Aid & Development

The First Functioning Hospital Opens In Raqqa After ISIS

Syria

The Mashadani Hospital in Raqqa becomes the first hospital in the city to return to service following the defeat of ISIS militants.

The sheer level of destruction experienced by Raqqa City over the course of the battles to defeat the ISIS militants would be daunting for anyone. It is estimated that as many as 09% of the city suffered series damage over the course of the fighting in 2017, with the city centre suffering the most damage. Indeed, after the battle, many wondered if the city could ever be rebuilt fully.

While these challenges are still present, the people of Raqqa are working through what they can to slowly rebuild their city and bring it to workable conditions. Over the past months, teams have opened up local roads, allowing easier reach across the city. The resumption of public transport services has further eased the lives of many locals. Now, the reopening of the Mashadani Hospital promises to take another pressure off the back of local residents.

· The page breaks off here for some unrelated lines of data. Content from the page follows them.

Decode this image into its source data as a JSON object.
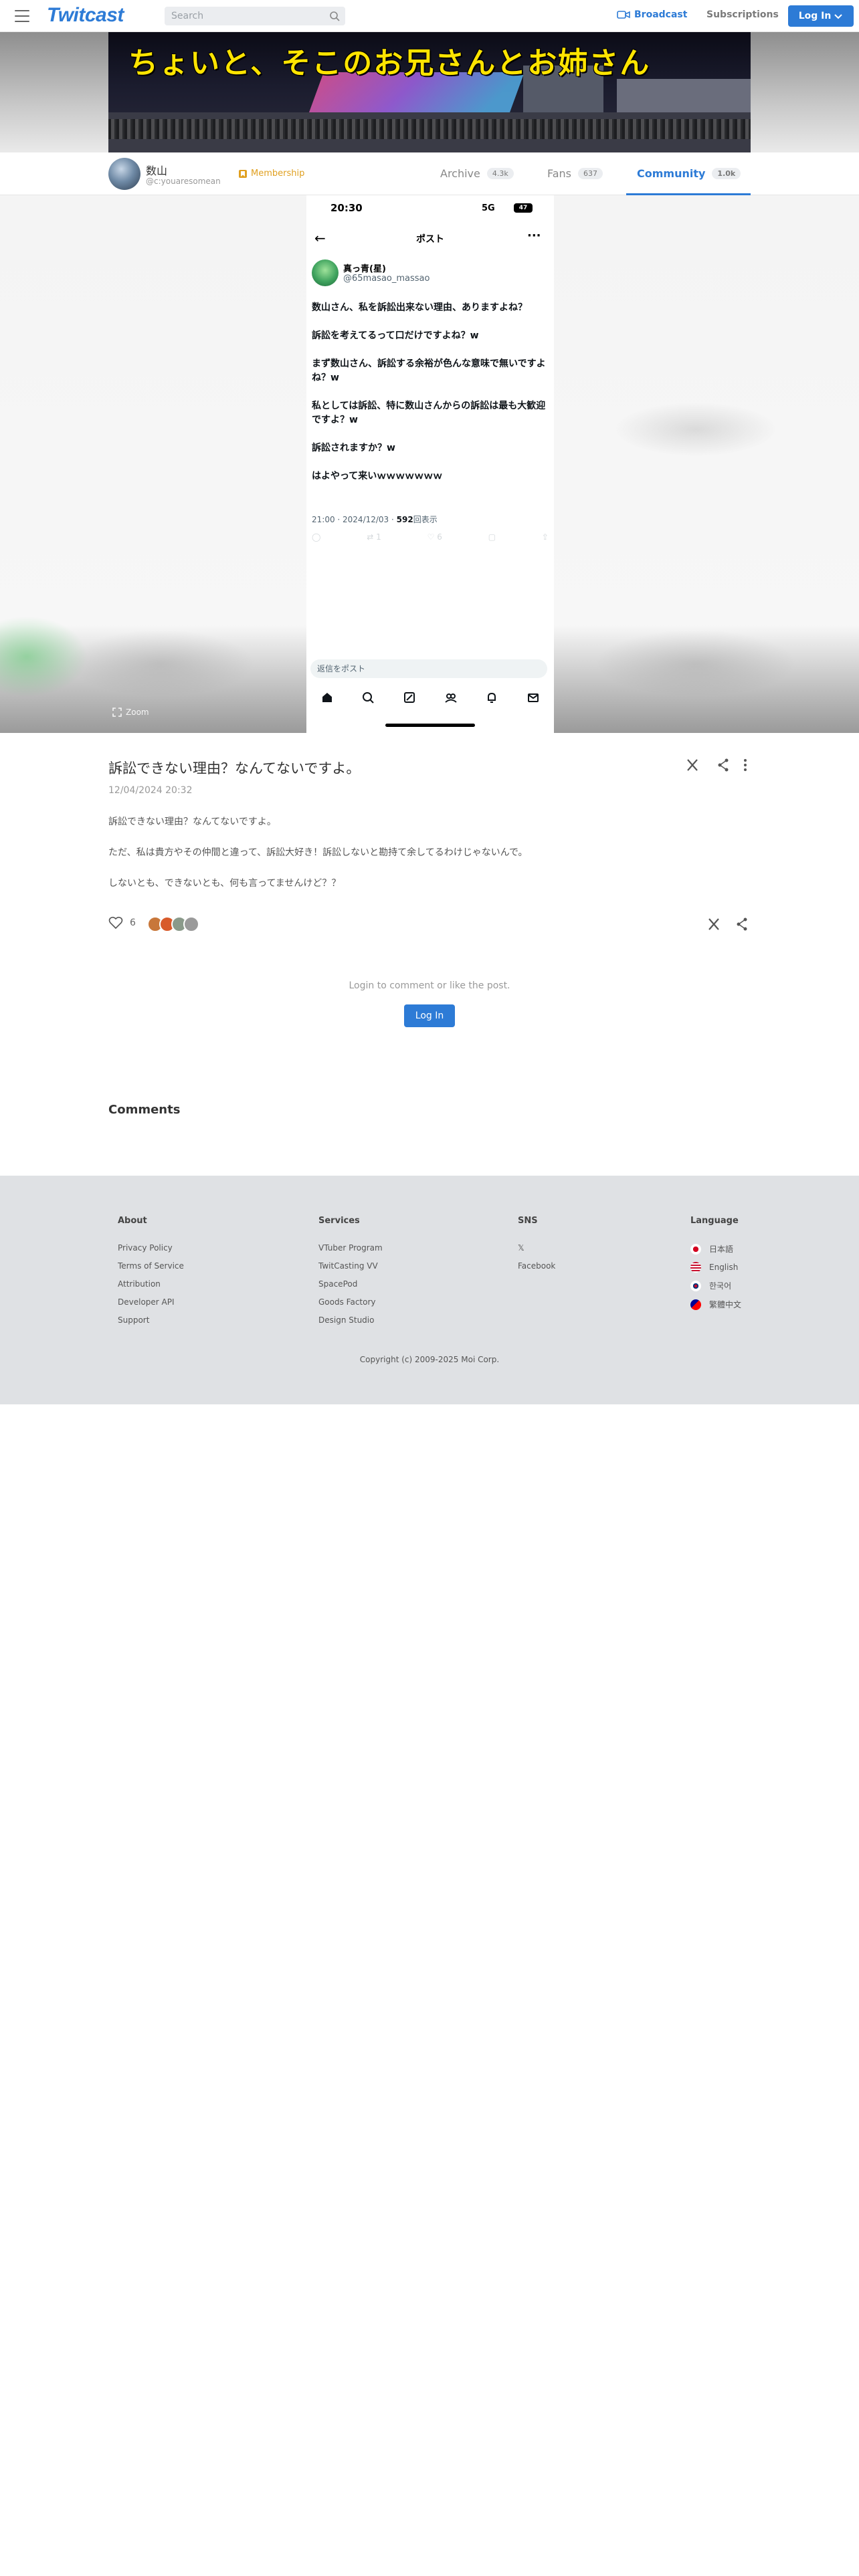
{
  "header": {
    "logo": "Twitcast",
    "search_placeholder": "Search",
    "broadcast_label": "Broadcast",
    "subscriptions_label": "Subscriptions",
    "login_label": "Log In"
  },
  "banner": {
    "title": "ちょいと、そこのお兄さんとお姉さん"
  },
  "profile": {
    "name": "数山",
    "handle": "@c:youaresomean",
    "membership_label": "Membership",
    "tabs": [
      {
        "label": "Archive",
        "count": "4.3k"
      },
      {
        "label": "Fans",
        "count": "637"
      },
      {
        "label": "Community",
        "count": "1.0k"
      }
    ]
  },
  "media": {
    "zoom_label": "Zoom",
    "phone": {
      "time": "20:30",
      "signal": "5G",
      "battery": "47",
      "header_title": "ポスト",
      "author_name": "真っ青(星)",
      "author_handle": "@65masao_massao",
      "body": [
        "数山さん、私を訴訟出来ない理由、ありますよね？",
        "訴訟を考えてるって口だけですよね？w",
        "まず数山さん、訴訟する余裕が色んな意味で無いですよね？w",
        "私としては訴訟、特に数山さんからの訴訟は最も大歓迎ですよ？w",
        "訴訟されますか？w",
        "はよやって来いｗｗｗｗｗｗｗ"
      ],
      "meta_time": "21:00 · 2024/12/03 · ",
      "meta_views": "592",
      "meta_views_label": "回表示",
      "action_counts": [
        "",
        "1",
        "6",
        "",
        ""
      ],
      "reply_placeholder": "返信をポスト"
    }
  },
  "post": {
    "title": "訴訟できない理由？なんてないですよ。",
    "date": "12/04/2024 20:32",
    "body": [
      "訴訟できない理由？なんてないですよ。",
      "ただ、私は貴方やその仲間と違って、訴訟大好き！訴訟しないと勘持て余してるわけじゃないんで。",
      "しないとも、できないとも、何も言ってませんけど？？"
    ],
    "like_count": "6",
    "login_prompt": "Login to comment or like the post.",
    "login_button": "Log In",
    "comments_heading": "Comments"
  },
  "footer": {
    "about": {
      "heading": "About",
      "links": [
        "Privacy Policy",
        "Terms of Service",
        "Attribution",
        "Developer API",
        "Support"
      ]
    },
    "services": {
      "heading": "Services",
      "links": [
        "VTuber Program",
        "TwitCasting VV",
        "SpacePod",
        "Goods Factory",
        "Design Studio"
      ]
    },
    "sns": {
      "heading": "SNS",
      "links": [
        "𝕏",
        "Facebook"
      ]
    },
    "language": {
      "heading": "Language",
      "items": [
        "日本語",
        "English",
        "한국어",
        "繁體中文"
      ]
    },
    "copyright": "Copyright (c) 2009-2025 Moi Corp."
  },
  "colors": {
    "accent": "#2d7bd6",
    "membership": "#e0a020",
    "banner_text": "#ffe400",
    "footer_bg": "#dfe1e4"
  }
}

Located just off the infamous Na’im Roundabout in the Raqqa City Centre, the Mashadani Hospital was among the final holdouts of ISIS militants in the city. Although the hospital did not suffer as much damage as the nearby National Hospital where the militants made their last stand, it was nevertheless damaged heavily as a result of shelling across the city centre. Once the battle was over, it, alongside every other hospital in Raqqa, was out of service.

In the absence of any hospitals, many of the residents were forced to travel to the nearby cities of Tabqa, Slouk or Ayn Issa. Some of the more serious conditions even required trips to cities such as Tal Abyad or Kobani along the Turkish border.

The reopening of the Mashadani Hospital means that many Raqqans can now get treated locally, saving them the stresses and costs of travelling across the province, as well as easing the stresses on the hospitals in these cities. The Mashadani Hospital has already performed 70 surgeries since it reopened.

There is still work to be done, however. A number of surgical suites still remain out of service due to the damage. Meanwhile, the hospital also lacks specialist tools and there is a shortage of surgical equipment. As a result, more specialised cases still need to travel to Tal Abyad and Kobani. However, staff at the hospital have been working to ensure that such trips are as rare as possible. They hope that further rebuilding of the hospital and the supplying of specialist equipment will help improve the hospital’s capacity further.

Issues such as the lack of specialist equipment is something that is experienced across all of the Raqqa Province and not just here in the city. The main hospital of Tabqa City is known to have suffered similar issues. As reconstruction across the region picks up, the hope is that such supply problems can be alleviated further.